When I heard the front door close I dashed to the window. From behind the lace curtain I watched Lilly-Anne skip down the steps onto the street. Palpitations fluttered in my chest, my arrhythmia raced like a motor-cross Kawasaki skidding sideways across sand. She walked along the street in black low-heeled shoes, light blue stockings and her coat flapped with each step exposing her knees, her handbag hung over a shoulder. Those lips glistened with gloss; no colour, such a pale face. She looked ill. I groaned, perhaps her boss will give her the day off; I wished. She made her way along the road out of my view.
I sat down and began my breathing mantra; in for five seconds and out for five until I calmed myself sufficiently to let the pulsating surge in my groin subside. My hands no longer shook and I could pick up my coffee.
They had teased about it often, but Sophia chickened out. Alone, I stand on a dirt road that hasn’t seen traffic for miles. I curse myself for not sticking around long enough to learn how to drive.
Teaching isn’t easy. Certainly not in Jersey City. I might as well say it at the start, I hate it. It’s hard to be among the young.
I met a man named Frank today. He knows how to throw his voice. He said he learned it from his dad. Fun!
The Box arrives on his fiftieth birthday.
It is sitting on the desk in his office, wrapped in shiny black paper, adorned with a scarlet bow.

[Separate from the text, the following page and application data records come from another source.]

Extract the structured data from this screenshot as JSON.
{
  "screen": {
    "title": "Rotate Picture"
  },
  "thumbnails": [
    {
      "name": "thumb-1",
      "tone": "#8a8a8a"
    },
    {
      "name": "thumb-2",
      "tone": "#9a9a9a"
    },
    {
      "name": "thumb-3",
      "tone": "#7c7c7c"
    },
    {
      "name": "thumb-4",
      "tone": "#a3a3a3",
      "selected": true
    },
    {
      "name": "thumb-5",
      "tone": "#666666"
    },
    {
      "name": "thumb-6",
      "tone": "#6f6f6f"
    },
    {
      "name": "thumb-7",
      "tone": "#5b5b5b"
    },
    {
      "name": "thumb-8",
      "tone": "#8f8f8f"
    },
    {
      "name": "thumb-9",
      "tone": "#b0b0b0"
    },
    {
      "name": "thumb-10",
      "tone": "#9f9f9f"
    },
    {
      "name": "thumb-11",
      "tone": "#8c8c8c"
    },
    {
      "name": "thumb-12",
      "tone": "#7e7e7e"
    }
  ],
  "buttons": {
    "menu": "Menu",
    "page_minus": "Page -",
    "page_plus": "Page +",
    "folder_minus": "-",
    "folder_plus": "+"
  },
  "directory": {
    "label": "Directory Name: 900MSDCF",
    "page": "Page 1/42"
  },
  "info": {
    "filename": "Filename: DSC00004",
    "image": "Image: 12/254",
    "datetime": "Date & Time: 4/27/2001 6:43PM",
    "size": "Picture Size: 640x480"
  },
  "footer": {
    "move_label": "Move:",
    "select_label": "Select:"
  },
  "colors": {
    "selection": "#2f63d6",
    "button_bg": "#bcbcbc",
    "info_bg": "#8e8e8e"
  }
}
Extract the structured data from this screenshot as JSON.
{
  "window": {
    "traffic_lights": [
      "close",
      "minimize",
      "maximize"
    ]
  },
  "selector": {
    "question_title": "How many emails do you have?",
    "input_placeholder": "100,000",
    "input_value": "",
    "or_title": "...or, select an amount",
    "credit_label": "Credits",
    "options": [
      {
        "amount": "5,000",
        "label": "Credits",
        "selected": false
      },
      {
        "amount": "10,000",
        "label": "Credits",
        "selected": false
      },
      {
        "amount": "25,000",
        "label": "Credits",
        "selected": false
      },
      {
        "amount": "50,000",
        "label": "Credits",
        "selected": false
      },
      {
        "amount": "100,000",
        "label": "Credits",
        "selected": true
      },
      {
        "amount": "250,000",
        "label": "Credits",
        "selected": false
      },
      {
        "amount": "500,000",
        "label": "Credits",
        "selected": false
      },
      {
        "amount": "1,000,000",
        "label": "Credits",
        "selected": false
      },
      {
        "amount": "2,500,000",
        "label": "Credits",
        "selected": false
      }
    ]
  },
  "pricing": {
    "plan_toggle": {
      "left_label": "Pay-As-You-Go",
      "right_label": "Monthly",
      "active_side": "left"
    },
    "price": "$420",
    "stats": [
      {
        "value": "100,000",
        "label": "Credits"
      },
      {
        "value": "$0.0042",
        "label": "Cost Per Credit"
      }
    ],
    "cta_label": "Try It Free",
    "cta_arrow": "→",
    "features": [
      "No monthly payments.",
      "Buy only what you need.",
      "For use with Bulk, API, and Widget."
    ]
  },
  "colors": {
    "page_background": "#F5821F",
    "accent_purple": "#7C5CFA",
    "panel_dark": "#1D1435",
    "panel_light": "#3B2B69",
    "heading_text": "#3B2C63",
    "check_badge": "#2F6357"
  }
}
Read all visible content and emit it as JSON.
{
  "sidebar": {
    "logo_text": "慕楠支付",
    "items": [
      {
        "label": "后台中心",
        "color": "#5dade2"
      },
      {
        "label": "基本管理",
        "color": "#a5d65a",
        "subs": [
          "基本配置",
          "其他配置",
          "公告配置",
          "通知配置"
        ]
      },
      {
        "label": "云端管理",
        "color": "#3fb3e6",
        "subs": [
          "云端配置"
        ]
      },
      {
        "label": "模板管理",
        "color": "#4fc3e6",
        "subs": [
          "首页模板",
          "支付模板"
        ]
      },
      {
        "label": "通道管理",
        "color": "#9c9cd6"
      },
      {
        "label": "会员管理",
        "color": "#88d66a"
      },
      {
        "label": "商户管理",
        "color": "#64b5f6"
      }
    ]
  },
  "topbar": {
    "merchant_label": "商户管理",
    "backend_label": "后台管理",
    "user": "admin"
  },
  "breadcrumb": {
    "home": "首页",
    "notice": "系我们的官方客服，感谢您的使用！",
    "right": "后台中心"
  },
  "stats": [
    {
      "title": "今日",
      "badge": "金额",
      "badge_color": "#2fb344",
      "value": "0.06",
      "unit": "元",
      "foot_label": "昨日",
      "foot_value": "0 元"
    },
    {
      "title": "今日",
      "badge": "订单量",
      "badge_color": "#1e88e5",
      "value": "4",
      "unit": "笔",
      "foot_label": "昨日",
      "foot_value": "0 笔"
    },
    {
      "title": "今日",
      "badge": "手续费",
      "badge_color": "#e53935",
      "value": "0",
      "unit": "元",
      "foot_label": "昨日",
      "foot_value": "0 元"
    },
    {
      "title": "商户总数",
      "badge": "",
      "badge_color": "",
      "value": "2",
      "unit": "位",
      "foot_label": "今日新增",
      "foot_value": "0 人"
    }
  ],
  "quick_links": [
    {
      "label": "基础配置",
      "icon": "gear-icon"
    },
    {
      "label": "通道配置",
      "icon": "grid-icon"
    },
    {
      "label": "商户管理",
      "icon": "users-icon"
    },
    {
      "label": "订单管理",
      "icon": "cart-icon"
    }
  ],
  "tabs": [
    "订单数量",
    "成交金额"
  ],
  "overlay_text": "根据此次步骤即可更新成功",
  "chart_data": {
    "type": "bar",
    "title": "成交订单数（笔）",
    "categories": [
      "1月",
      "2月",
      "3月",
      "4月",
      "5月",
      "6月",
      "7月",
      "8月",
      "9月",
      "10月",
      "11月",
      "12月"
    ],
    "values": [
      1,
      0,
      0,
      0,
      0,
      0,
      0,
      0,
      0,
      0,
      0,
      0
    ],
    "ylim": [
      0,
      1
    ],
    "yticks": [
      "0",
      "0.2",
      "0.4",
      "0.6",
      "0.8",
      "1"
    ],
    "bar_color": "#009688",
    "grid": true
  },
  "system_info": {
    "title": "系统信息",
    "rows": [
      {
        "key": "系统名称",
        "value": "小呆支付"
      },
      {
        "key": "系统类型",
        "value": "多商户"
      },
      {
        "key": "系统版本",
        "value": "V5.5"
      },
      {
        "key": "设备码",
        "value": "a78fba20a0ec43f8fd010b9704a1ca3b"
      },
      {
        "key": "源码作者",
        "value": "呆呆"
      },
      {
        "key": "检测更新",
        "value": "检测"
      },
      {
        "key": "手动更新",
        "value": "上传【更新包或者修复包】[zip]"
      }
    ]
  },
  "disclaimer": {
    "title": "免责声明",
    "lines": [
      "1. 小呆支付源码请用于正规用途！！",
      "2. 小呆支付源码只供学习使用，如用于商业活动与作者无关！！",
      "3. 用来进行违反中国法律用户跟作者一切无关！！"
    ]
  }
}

It is square, the kind of box that might contain a paperweight, or a large book, or a box of chocolates.
Really, it could be anything.
Well, I’ll tell it to you straight, my life has gone to poop. Here’s how I ruined it: